The closest anything else has come to such an undertaking was John Reed’s 1985 Schubert Song Companion, which also provided a (more concise) treatment of each song. But Johnson’s learning is of a different order. He knows the songs from the inside — or, rather, from the bottom up. Those who listen to music from the top down, seduced by the first violin while ignoring what lies beneath, miss most of the point. Johnson helps one understand what’s happening in the engine room, as it were.
Here he explains just why a certain song’s melody and harmony can feel so heartbreaking, as he compares Die Taubenpost (The Carrier Pigeon), the last of the solo songs, with the earlier Frühlingsglaube (Faith in Spring):

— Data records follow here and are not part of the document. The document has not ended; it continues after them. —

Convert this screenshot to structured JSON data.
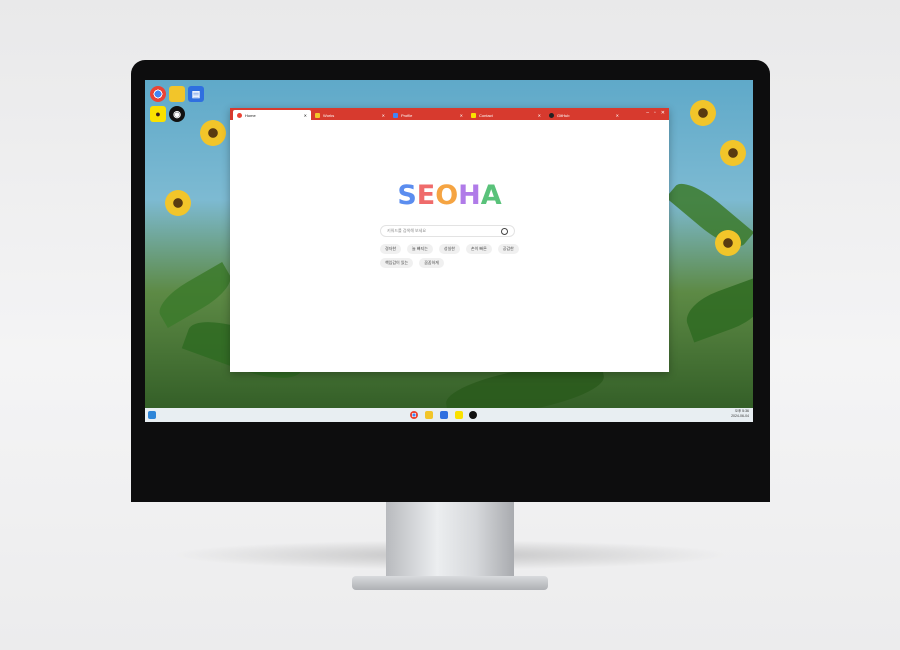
{
  "browser": {
    "tabs": [
      {
        "label": "Home",
        "color": "#ffffff",
        "active": true
      },
      {
        "label": "Works",
        "color": "#f2c52a",
        "active": false
      },
      {
        "label": "Profile",
        "color": "#4285f4",
        "active": false
      },
      {
        "label": "Contact",
        "color": "#fae100",
        "active": false
      },
      {
        "label": "GitHub",
        "color": "#222222",
        "active": false
      }
    ],
    "logo": "SEOHA",
    "logo_colors": [
      "#5b8def",
      "#ef6b6b",
      "#f5a442",
      "#b07be8",
      "#59c27a"
    ],
    "search": {
      "placeholder": "키워드를 검색해 보세요"
    },
    "chips": [
      "경자한",
      "늘 빠지는",
      "성실한",
      "손이 빠른",
      "공감한",
      "책임감이 있는",
      "꼼꼼하게"
    ]
  },
  "taskbar": {
    "time": "오후 5:36",
    "date": "2024-06-04",
    "apps": [
      "chrome-icon",
      "folder-icon",
      "docs-icon",
      "kakaotalk-icon",
      "github-icon"
    ]
  },
  "desktop": {
    "icons": [
      "chrome-icon",
      "folder-icon",
      "docs-icon",
      "kakaotalk-icon",
      "github-icon"
    ]
  }
}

The determination to believe that a milder spring is just around the corner is admirable, but the music tells us that this optimism is misplaced. The combination of self-delusion and gentle rapture engenders our compassion. Similarly, the lover, too shy to woo with word and gesture, who sends forth his affection day after day in the form of mute and fluttering longing, is someone whose constancy we can admire, but only with tender concern for his real happiness. Like the nightingale in Wilde’s fairy story, there are those who press their hearts to the rose-thorn and sing with exultant happiness, and Schubert is one of them.
We might imagine that here is unalloyed joy until we read, or listen, between the lines. And then we are almost embarrassed to feel pity, so dignified and self-sufficient seem the bright-eyed singers of both songs. We know something they do not: that spring will never arrive, and that one day soon the pigeon will fade away on its homeward journey. How we know this is another Schubertian mystery, but we do, and it is somehow audible in the music. Thus Schubert seems to engage our pity without asking for it; and the radiance of the music draws us even closer to the hidden suffering.

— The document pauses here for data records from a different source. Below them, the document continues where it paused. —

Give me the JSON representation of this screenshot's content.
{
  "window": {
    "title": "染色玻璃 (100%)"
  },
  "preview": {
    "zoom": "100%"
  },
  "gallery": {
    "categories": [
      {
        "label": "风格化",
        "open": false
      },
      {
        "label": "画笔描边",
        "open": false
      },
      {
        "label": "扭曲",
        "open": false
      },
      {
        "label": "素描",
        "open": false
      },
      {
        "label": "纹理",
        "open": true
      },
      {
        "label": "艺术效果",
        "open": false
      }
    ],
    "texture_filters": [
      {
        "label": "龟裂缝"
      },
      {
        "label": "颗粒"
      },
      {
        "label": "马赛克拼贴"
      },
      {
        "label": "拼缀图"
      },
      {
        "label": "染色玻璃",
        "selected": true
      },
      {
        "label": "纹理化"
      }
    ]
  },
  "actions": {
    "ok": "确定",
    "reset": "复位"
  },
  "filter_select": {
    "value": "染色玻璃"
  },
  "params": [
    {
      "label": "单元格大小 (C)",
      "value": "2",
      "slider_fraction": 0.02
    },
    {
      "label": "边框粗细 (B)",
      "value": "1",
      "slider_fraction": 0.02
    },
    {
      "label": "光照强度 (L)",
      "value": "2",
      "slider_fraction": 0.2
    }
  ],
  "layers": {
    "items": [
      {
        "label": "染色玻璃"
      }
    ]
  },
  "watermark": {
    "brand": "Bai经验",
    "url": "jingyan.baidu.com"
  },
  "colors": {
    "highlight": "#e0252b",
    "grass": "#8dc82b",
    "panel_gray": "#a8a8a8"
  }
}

Johnson shares his wisdom in wonderfully diverse ways. He may lead one to reassess a song that others have dismissed, such as the strophic setting of Goethe’s erotic-exotic ballad Der Gott und die Bajadere (The God and the Dancing Girl). Or his means can be purely musical. In Der Winterabend (The Winter Evening), an extended song about an old codger contemplating his past life with a sort of melancholy contentment, we may have the sense, towards the end, that something special happens as he calls to mind his long-dead wife. But we need Johnson to explain how it’s done:
She makes her reappearance not in some distant tonality but in the home key, her presence signified by a glorious counter-melody in the piano, which serves as a descant to our song’s by now familiar vocal theme. This passionate combination transfigures what we are now made to realise has only been half of the whole, half of the music for a story of shared lives; as the husband’s theme joins the wife’s, we briefly hear the complete story. The memory of happiness prompts a brief moment of exaltation, for there is life in the old boy yet.

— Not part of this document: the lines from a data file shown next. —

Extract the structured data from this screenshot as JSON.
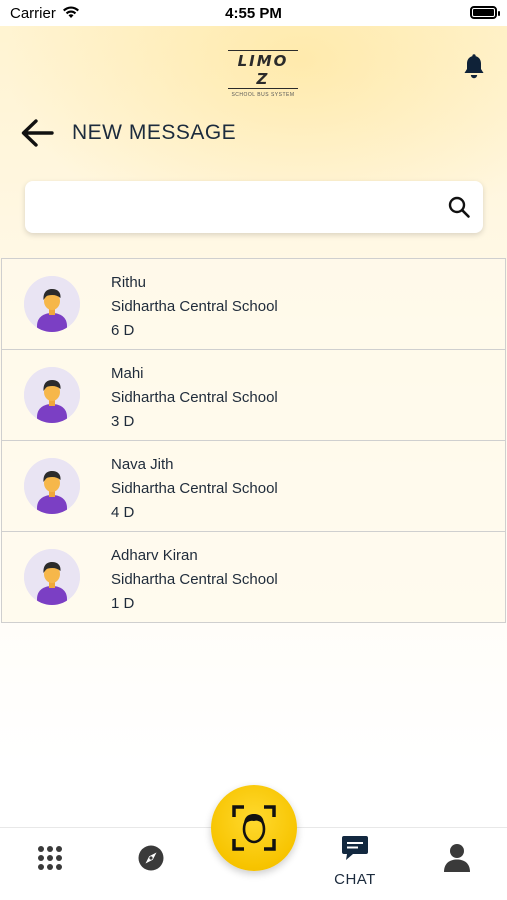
{
  "status_bar": {
    "carrier": "Carrier",
    "time": "4:55 PM"
  },
  "header": {
    "logo_text": "LIMO Z",
    "logo_subtitle": "SCHOOL BUS SYSTEM",
    "title": "NEW MESSAGE"
  },
  "search": {
    "value": "",
    "placeholder": ""
  },
  "contacts": [
    {
      "name": "Rithu",
      "school": "Sidhartha Central School",
      "class": "6 D"
    },
    {
      "name": "Mahi",
      "school": "Sidhartha Central School",
      "class": "3 D"
    },
    {
      "name": "Nava Jith",
      "school": "Sidhartha Central School",
      "class": "4 D"
    },
    {
      "name": "Adharv Kiran",
      "school": "Sidhartha Central School",
      "class": "1 D"
    }
  ],
  "bottom_nav": {
    "chat_label": "CHAT"
  },
  "colors": {
    "accent_yellow": "#f7c400",
    "text_dark": "#1c2b3d",
    "avatar_shirt": "#7b3fc4"
  }
}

Or again, Johnson may put his literary imagination to a song’s service: in Der Doppelgänger, he refreshes the implacable encounter of the rejected lover and his ghost-double with an unexpected quotation from Hardy’s equally horrifying Titanic poem, ‘The Convergence of the Twain’. After insights and connections like these, things are never the same.
If Neville Cardus had reviewed this encyclopaedia, he might have called it the Wisden of Schubert Lieder. But not even that indispensable almanack could ever provide the quality of prose, depth and sheer companionship that this book offers.
Available from the Spectator Bookshop, £170, Tel: 08430 600033